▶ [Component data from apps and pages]
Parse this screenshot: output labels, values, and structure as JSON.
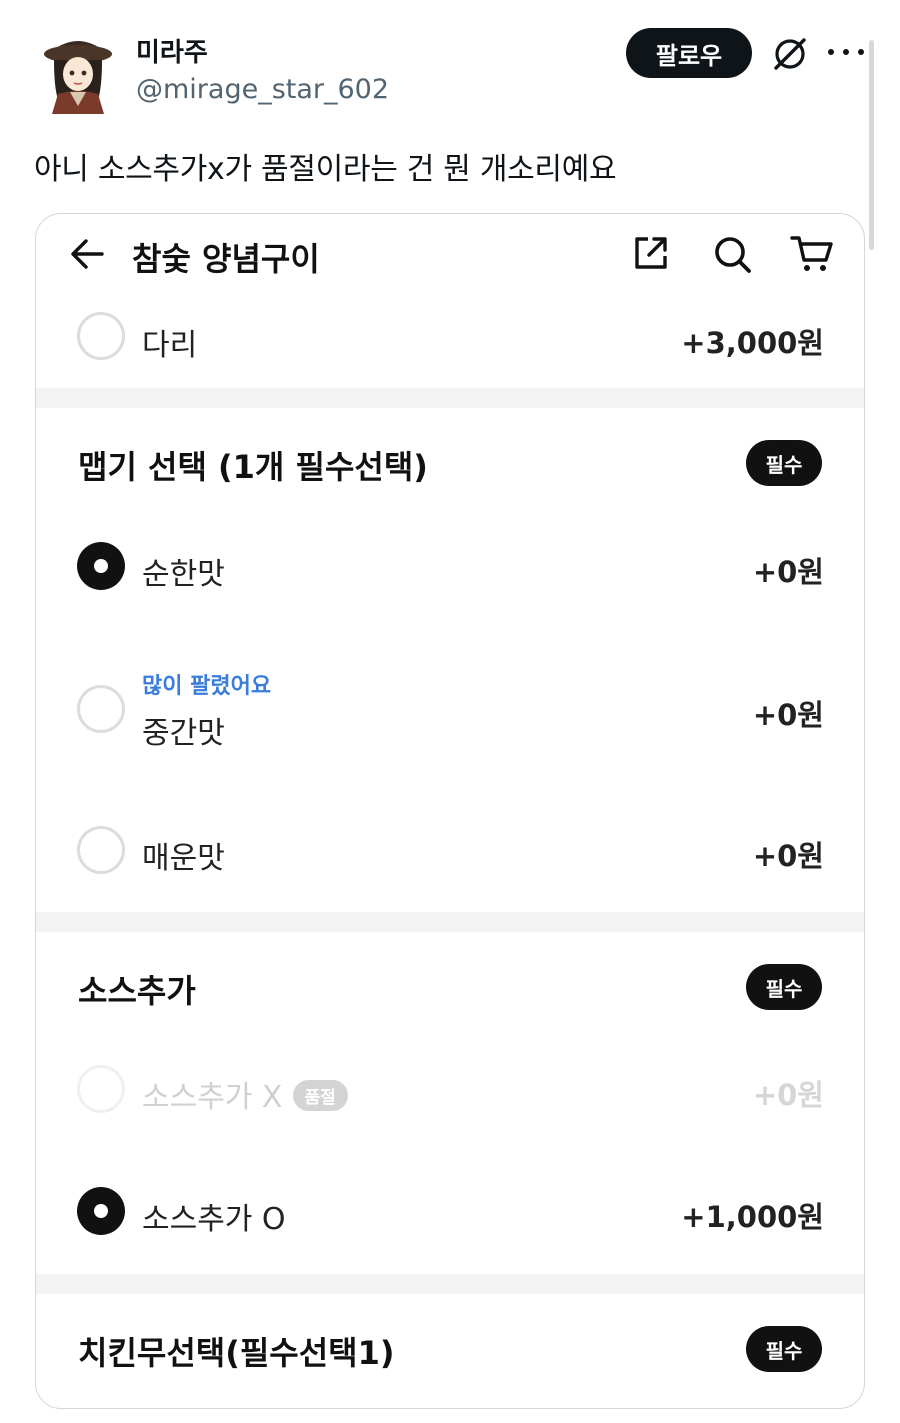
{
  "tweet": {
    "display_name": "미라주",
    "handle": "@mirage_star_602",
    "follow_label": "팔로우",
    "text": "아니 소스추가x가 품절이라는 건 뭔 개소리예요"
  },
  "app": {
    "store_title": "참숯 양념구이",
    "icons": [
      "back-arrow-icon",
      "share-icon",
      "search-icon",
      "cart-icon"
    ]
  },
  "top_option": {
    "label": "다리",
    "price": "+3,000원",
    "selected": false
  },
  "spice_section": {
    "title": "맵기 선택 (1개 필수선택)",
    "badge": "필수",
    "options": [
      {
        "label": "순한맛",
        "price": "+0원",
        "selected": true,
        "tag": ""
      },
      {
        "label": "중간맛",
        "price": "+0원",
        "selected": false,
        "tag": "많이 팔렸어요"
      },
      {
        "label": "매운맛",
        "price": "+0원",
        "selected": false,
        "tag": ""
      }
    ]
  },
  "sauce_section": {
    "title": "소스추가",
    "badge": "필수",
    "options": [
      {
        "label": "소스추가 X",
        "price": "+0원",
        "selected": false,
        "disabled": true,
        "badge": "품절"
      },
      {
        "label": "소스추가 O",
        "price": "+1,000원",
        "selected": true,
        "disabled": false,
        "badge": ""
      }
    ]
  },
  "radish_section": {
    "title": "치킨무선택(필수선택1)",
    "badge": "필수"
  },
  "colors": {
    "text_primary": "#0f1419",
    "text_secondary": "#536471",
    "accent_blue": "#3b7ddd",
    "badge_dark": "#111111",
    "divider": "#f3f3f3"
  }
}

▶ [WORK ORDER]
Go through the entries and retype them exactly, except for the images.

▶ [RESPONSE TO THE EXERCISE]
Parse this screenshot: output labels, values, and structure as JSON.
{
  "tweet": {
    "display_name": "미라주",
    "handle": "@mirage_star_602",
    "follow_label": "팔로우",
    "text": "아니 소스추가x가 품절이라는 건 뭔 개소리예요"
  },
  "app": {
    "store_title": "참숯 양념구이",
    "icons": [
      "back-arrow-icon",
      "share-icon",
      "search-icon",
      "cart-icon"
    ]
  },
  "top_option": {
    "label": "다리",
    "price": "+3,000원",
    "selected": false
  },
  "spice_section": {
    "title": "맵기 선택 (1개 필수선택)",
    "badge": "필수",
    "options": [
      {
        "label": "순한맛",
        "price": "+0원",
        "selected": true,
        "tag": ""
      },
      {
        "label": "중간맛",
        "price": "+0원",
        "selected": false,
        "tag": "많이 팔렸어요"
      },
      {
        "label": "매운맛",
        "price": "+0원",
        "selected": false,
        "tag": ""
      }
    ]
  },
  "sauce_section": {
    "title": "소스추가",
    "badge": "필수",
    "options": [
      {
        "label": "소스추가 X",
        "price": "+0원",
        "selected": false,
        "disabled": true,
        "badge": "품절"
      },
      {
        "label": "소스추가 O",
        "price": "+1,000원",
        "selected": true,
        "disabled": false,
        "badge": ""
      }
    ]
  },
  "radish_section": {
    "title": "치킨무선택(필수선택1)",
    "badge": "필수"
  },
  "colors": {
    "text_primary": "#0f1419",
    "text_secondary": "#536471",
    "accent_blue": "#3b7ddd",
    "badge_dark": "#111111",
    "divider": "#f3f3f3"
  }
}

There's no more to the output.